Self-released album has The Cave Singers trying new things in the studio

After four albums, the Seattle band goes the 'organic' route

February 29, 2016

Pete Quirk drove around West Seattle in his car having just sat in front of his bathroom mirror where he applied his makeup and straightened up the powdered wig that rested on top of his head. His long blue coat and ascot might have looked out of place to the passing locals who whipped past Quirk along the busy streets, but he was on his way to work. He had a job to do.

“I had just watched the movie Amadeus so I wanted to dress up in a powdered wig and do the whole deal,” Quirk says. “I just thought it looked weird and cool.”

Quirk was on his way to meet up with his friends and bandmates at West Seattle’s Lincoln Park to shoot the music video for their new song titled “That’s Why.” Quirk, along with his buddies Derek Fudesco and Marty Lund make up The Cave Singers, a three-piece Seattle-based band that recently released its fifth studio album since 2007 and is 107.7 The End’s Locals Only Artist of the Month for March.

Despite having played music together for the better part of the last decade, Banshee, the trio’s newest album, has come together in a completely different and, as Quirk calls it, organic way.

“It was really nice to do something on my own and I think for all of us, it was nice to do different projects to inform and bring a new experience to this fifth record which is a bit of a departure for us,” Quirk says. “Sometimes something bubbles to the top and you have to put some pressure on yourself to finish it,” Quirk says. “This felt more like we gave it space to present itself and that felt more relaxing.”

Having released their first four albums on two separate labels, The Cave Singers took stock on what their friends and peers were doing and decided to release Banshee all on their own.

Banshee itself was written, recorded and produced in the Northwest, using connections to get into Portland’s Flora Recording and Playback with Grammy-nominated Tucker Martine who helped put out records for both My Morning Jacket and another Northwest band, The Decemberists, among other artists.

“We recorded almost all the songs live,” Quirk says. “We stayed out at the Red Lion Airport Hotel in Portland and would go back and record each day. [Recording] happened really quick considering how long it took for everything to come together.”
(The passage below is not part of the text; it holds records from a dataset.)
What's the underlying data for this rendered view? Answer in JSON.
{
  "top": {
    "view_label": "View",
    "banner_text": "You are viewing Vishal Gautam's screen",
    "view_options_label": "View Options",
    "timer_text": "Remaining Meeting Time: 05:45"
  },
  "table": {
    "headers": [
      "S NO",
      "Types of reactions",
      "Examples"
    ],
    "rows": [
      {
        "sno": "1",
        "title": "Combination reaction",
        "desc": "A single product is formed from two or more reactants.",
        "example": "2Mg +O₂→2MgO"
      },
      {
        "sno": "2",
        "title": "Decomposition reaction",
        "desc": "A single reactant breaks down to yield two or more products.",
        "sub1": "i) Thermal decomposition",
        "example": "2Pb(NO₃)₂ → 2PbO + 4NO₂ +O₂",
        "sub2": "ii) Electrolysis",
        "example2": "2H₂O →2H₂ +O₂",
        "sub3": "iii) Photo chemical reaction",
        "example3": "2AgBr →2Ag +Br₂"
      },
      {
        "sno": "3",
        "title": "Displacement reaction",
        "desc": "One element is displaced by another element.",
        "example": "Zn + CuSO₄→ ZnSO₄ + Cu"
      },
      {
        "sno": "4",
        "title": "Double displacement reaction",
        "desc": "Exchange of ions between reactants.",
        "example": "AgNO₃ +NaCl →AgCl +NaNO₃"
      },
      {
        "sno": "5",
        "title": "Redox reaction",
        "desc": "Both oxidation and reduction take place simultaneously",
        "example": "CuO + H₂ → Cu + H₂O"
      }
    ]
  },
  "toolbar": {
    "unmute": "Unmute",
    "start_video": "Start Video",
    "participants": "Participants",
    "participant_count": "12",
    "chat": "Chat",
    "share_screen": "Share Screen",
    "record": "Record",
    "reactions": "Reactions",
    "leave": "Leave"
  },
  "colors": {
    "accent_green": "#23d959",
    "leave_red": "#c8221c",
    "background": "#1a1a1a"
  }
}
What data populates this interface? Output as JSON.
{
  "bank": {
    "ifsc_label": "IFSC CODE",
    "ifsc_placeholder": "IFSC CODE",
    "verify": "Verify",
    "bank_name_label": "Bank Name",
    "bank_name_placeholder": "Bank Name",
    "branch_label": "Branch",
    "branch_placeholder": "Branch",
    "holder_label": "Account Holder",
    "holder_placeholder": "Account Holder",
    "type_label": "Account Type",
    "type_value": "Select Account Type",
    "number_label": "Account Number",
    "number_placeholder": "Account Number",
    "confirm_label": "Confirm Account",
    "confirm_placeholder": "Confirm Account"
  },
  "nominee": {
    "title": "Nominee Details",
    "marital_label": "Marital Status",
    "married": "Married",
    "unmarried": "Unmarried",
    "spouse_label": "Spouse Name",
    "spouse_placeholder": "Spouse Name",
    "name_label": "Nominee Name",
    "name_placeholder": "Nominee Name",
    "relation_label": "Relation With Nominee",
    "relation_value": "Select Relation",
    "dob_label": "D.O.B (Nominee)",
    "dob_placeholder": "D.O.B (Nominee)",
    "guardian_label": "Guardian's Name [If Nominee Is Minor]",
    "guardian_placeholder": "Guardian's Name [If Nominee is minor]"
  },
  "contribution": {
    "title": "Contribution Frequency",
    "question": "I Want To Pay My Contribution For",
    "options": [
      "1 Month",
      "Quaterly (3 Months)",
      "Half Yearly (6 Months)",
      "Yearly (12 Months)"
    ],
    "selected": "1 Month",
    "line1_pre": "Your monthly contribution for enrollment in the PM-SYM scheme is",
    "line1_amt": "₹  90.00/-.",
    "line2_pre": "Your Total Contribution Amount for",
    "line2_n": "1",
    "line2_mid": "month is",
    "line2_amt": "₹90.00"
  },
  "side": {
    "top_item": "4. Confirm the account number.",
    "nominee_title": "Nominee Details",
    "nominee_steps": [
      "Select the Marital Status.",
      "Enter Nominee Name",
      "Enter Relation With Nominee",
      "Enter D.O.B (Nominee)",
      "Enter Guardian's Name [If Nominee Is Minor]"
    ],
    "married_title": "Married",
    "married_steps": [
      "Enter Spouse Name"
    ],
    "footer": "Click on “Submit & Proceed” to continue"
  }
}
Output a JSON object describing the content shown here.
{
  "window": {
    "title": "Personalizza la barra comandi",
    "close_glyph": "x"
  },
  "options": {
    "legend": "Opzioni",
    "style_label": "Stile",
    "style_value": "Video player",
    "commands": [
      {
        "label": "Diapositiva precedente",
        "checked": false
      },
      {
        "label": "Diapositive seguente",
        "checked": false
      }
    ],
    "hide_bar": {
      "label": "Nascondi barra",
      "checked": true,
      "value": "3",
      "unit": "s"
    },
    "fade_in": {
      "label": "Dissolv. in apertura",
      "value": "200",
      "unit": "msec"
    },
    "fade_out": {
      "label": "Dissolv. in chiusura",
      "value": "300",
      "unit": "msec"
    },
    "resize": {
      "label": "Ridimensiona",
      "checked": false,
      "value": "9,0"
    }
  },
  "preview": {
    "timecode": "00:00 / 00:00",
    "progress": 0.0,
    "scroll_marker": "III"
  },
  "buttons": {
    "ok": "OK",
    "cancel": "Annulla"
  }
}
Thinking back to 2007 when their debut album, Invitation Songs, came out, Quirk says they were always trying to be more minimal and have “more restraint” in terms of production. With Banshee, Quirk and the band branched out with their new producer, studio, and new outlook on what they were trying to achieve.

“With this one we were open to trying different things and trying a lot of different frequencies and sounds that would emulate emotions while trying to best represent our live show,” Quirk says. “Not to sound more how we do live, but adding stuff to elicit that response. It’s backwards in a way, but as much of a departure the process might be, when we come together we just do what we do, so it’s home.­”

Although originally from Philadelphia, Quirk found himself right at home in Seattle when he packed up and drove across the country at 26 years of age. It’s here that he met both Lund and Fudesco. From playing in abandoned buildings in an urban environment, the singer found more freedom in Seattle.

Photo by Brian Bruchman // Flickr

“When I was a kid, there were a lot of cinematic things I remember about the Northwest like Twin Peaks and Northern Exposure,” Quirk recalls. I remember watching and those shows created this romantic idea of this whole area for me.”

Though more of a café and coffee shop guy now, as opposed to his bar-hopping days when he first settled in Seattle, Pete says the charm hasn’t worn off of the town. Though briefly considering a move to Los Angeles like many bands looking to make their break (including many of Quirk’s friends), he says that he hasn’t truly thought about leaving.

More than just bandmates, The Cave Singers spend plenty of time hanging out, exploring the Northwest in all its glory. Besides the ferry rides over to play in Port Townsend libraries, the crew likes to spend time out hiking the Cascades.

“We like to cruise around over there and in the summer we hike and go jump in the water. We aren’t survivalists but it’s so readily available to go be in nature,” says Quirk. “I like the view of the universe from being out there, being with all that green. It’s good for me, and it’s inspiring. We like to do activities that aren’t always music.”

After playing two shows in Seattle and making a stop in Portland, the trio is on tour, promoting Banshee first down the West Coast, then to the East. If you can’t catch them on the road, you can be sure to catch them back in Seattle eventually playing more music, chatting it up in local coffee shops or running around Seattle in powdered wigs.

Listen to 107.7 The End all month to hear The Cave Singers and tune in to Locals Only on Sunday nights to hear more up-and-coming local bands make waves in the Northwest.

You can stream The Cave Singers’ new album, Banshee, here